The movie premiered to rave reviews at TIFF, with critics hailing Charlie’s emotional performance.
“I’m a really gentle, soft sort of person, who had a lot of issues from my childhood that I had to work through. That was reflected in the work that I did from the age of 25 to 35,” the British-born actor explained exclusively to HELLO! Canada. “I’ve worked through that – I’m not compelled by it anymore, and I’m not particularly interested in that any more. It was a phase in my life.”“I had a realization about that around a year ago, which made me feel that, for the first time in my career, I was actually really doing what I was supposed to be doing, and not just being a fake,” he added.
Ahead of turning 40 in April, Charlie told HELLO! Canada he is feeling better than ever about life. He said that is partly thanks to having great friends, but also comes from a strong relationship with Morgana McNelis, his long-term partner.
“I felt way behind where I wanted to be and should have been at 35, but I’ve had some really transitional experiences and done a lot of work on myself in the last few years, and I really feel very chill about turning 40,” he continued. “I feel honestly feel like I like myself and I’m happy with my life. I’ve got no complaints – I’ve got really good friends and a lovely partner and, you know, life’s good!”
Charlie also opened up about how he hopes Jungleland will tackle the issue of toxic masculinity through its progressive point of view.

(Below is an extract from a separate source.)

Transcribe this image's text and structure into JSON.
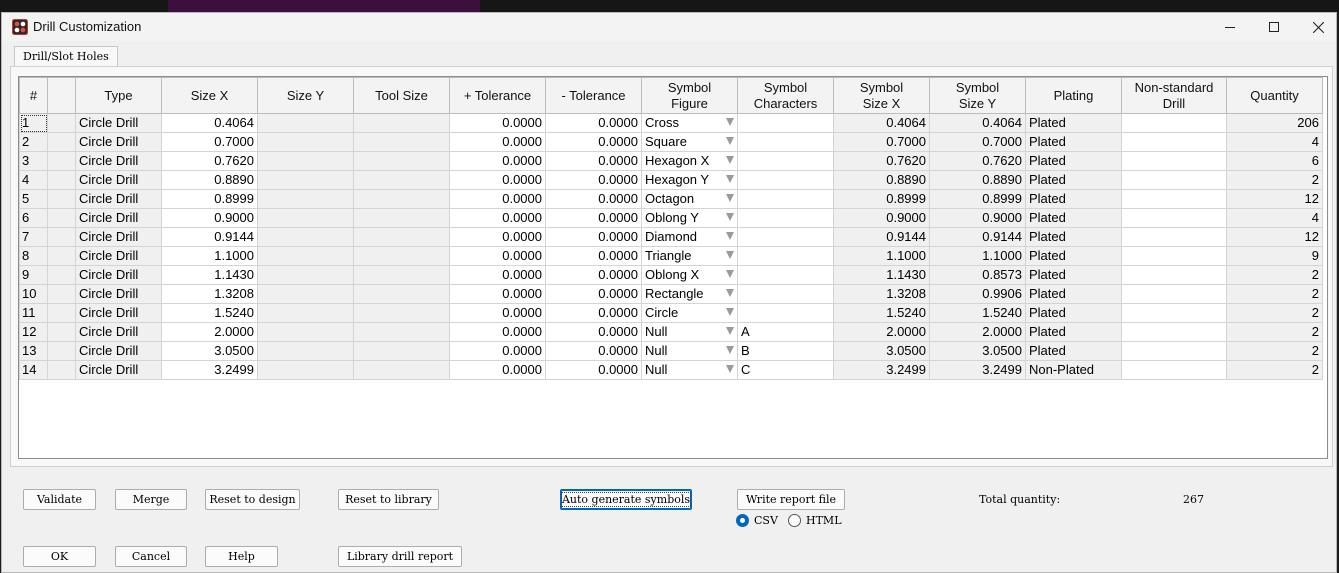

“Right now, in this day and age, when masculinity is seen as a little bit toxic – I loved that we could have an opportunity to maybe put a different face on it,” he said. “Max creates a very violent environment in the film. You go in with this expectation that it’s a fighting film, so it’s going to adhere to a more classic colour of masculinity, and what Max does is just completely subvert that and say, ‘These are guys who have a capacity for violence, and they are street guys, but they also have the capacity for incredible tenderness towards each other!’ That’s a really important message right now.”
This was Charlie’s second film screening at TIFF 2019. On Sept. 11, he was on hand for the world premiere of True History of the Kelly Gang, which had its world premiere at the festival. In the Justin Kurzel-directed film, Charlie plays one of several people hunting down legendary outlaw Ned Kelly (George MacKay).